- Created: Friday, 19 April 2019 11:05
- Written by Elias Haddad
Hundreds of thousands of protesters have come out in Algeria’s cities against president Abdelaziz Bouteflika’s National Liberation Front (FLN) government. The 82-year-old Bouteflika has been in office since 1999, and the FLN has held power since its victory in the heroic anti-colonial liberation war against France in 1962. Demonstrations against Bouteflika started on 16 February and are continuing as we go to press six weeks later. They were sparked by the president’s announcement of his intention to run for a fifth term in upcoming elections. Protesters found the announcement ‘humiliating’ as Bouteflika has been ill and rarely appeared in public after a stroke in 2013. While past election results have been questionable, Bouteflika has maintained between 80% and 90% of the vote. A five-day strike, starting on 10 March, paralysed the capital and key economic sectors. Transport in the cities, oil and sugar production and higher education were stopped during the strike. Protests have been largely peaceful, with few clashes between protesters and police.
On 11 March, in response to the discontent, it was announced that Bouteflika would not stand again. On 12 March the prime minister, Ahmed Ouyahia resigned, and the April 2019 elections were postponed indefinitely. The FLN is now attempting to form a new government. The new prime minister, Noureddine Bedoui, declared that the new cabinet will include experts without political affiliation. Protests have only grown in numbers since this reshuffling.
Given the feeble state of Bouteflika, it is clear that the country’s ruling class is behind his reluctance to leave power. The government of Bouteflika has entrenched the position of the country’s bourgeoisie, which has grown rich with state contracts and the export of oil and gas to Europe. The Forum of Business Leaders (FCE) is a key supporter of Bouteflika. This is not surprising as FCE president Ali Haddad amassed his wealth through million- and billion-dollar construction deals with the government. In 2014 he admitted that he ‘is close to military and civilian officials’, such as the president’s brother and right-hand man, Said Bouteflika. A recent project puts this into perspective: a 750-mile highway cost $15bn, making it one of the most expensive road projects in the world.

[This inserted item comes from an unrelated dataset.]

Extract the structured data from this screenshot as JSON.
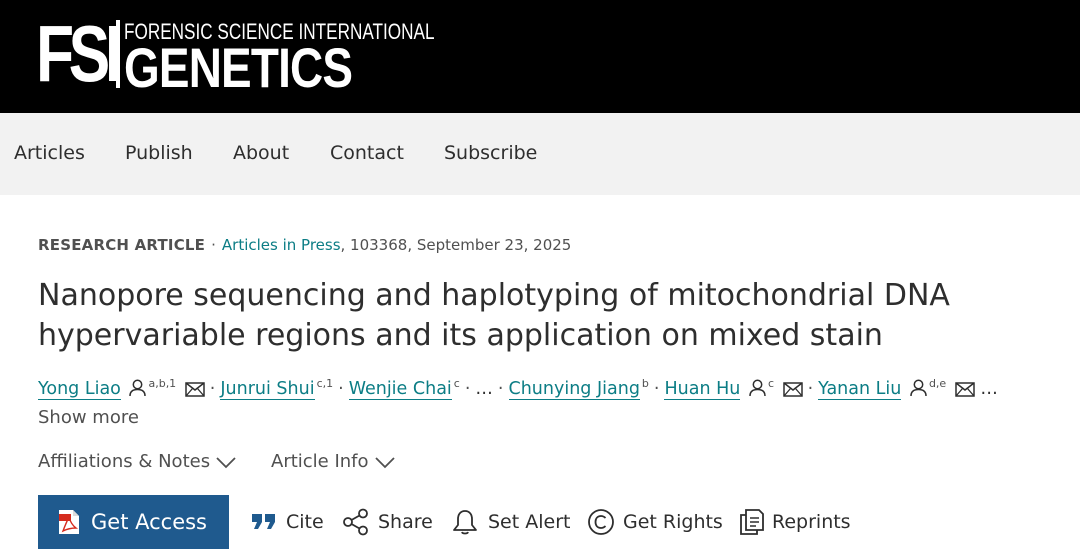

Some FLN politicians and business-men have jumped ship, however. Moab Bouchareb, a leading figure in the FLN, claimed that the party ‘supports the popular movement’ – as well as Bouteflika’s unclear ‘reform plan’. There are also rumours of certain leading bourgeois figures, such as Mohamed Benamor, meeting with potential successors, in their quest for state contracts.
Other more principled former and current FLN members have come out in support of the protests. Djamila Bouhired, a popular veteran of the struggle for decolonisation and the liberation of women, has joined the movement. In contrast to the 1988 anti-government movement, Algerian women are taking an increasingly active role.
French president Emmanuel Macron praised the decision of president Bouteflika, stating that it would lead to a ‘transition of reasonable length’. These declarations resulted in protesters rejecting any kind of interference from France. For example, a large banner read ‘It’s the people who decide, not France.’ These protests contrast with trends in the ‘Arab Spring’ in some other countries which called for intervention from Europe and the US. In fact, many criticise the FLN’s links with European states and businesses.
The future remains uncertain. It is not clear whether the FLN will step down or cling to power with another figurehead. It is hard to predict who would become the next president or even the next ruling party. The protests are not led by any particular organisation. Trade unions, former FLN members, the Workers’ Party and the Islamic High Council (a union of imams) are amongst the many groups involved.
The FLN was initially a popular movement which gained its legitimacy in the long and bloody war of independence (1954-1962) in which it defeated French colonialism. At least one million Algerians died. Despite many conflicting trends within the FLN, and the suppression of communists and other opposition, the government initially took many popular and progressive steps towards creating an independent, anti-imperialist Algeria. The government began to turn away from socialist policies in the 1980s, and discontent grew alongside the rise of Islamist parties. Multi-party elections were introduced in 1988. In 1991, as the Islamic Salvation Front (FIS) was poised to win the elections, the pro-FLN military staged a coup d’état, resulting in the Algerian Civil War (1991-2002). In the 2004 elections Bouteflika was seen as a national unity figure, supported by members of the FIS, the FLN and other factions.
In Algeria’s recent history there have been few signs of widespread popular discontent. The current protests are the largest since 2001. The ‘Arab Spring’ was negligible in Algeria, and the country had not experienced neoliberal shock to the same degree as Tunisia or Egypt. Income from natural gas and oil have sustained high levels of development and demobilised discontent. Algeria has the highest Human Development Index in Africa. However, recent years have seen Algerians’ living standards deteriorate with a drop in oil and gas income. Greater than 10% unemployment has been a chronic feature of post-civil-war Algeria. The country’s youth sees little future within the current situation and demands change – it remains to be seen in what direction.
Fight Racism! Fight Imperialism! 269 April/May 2019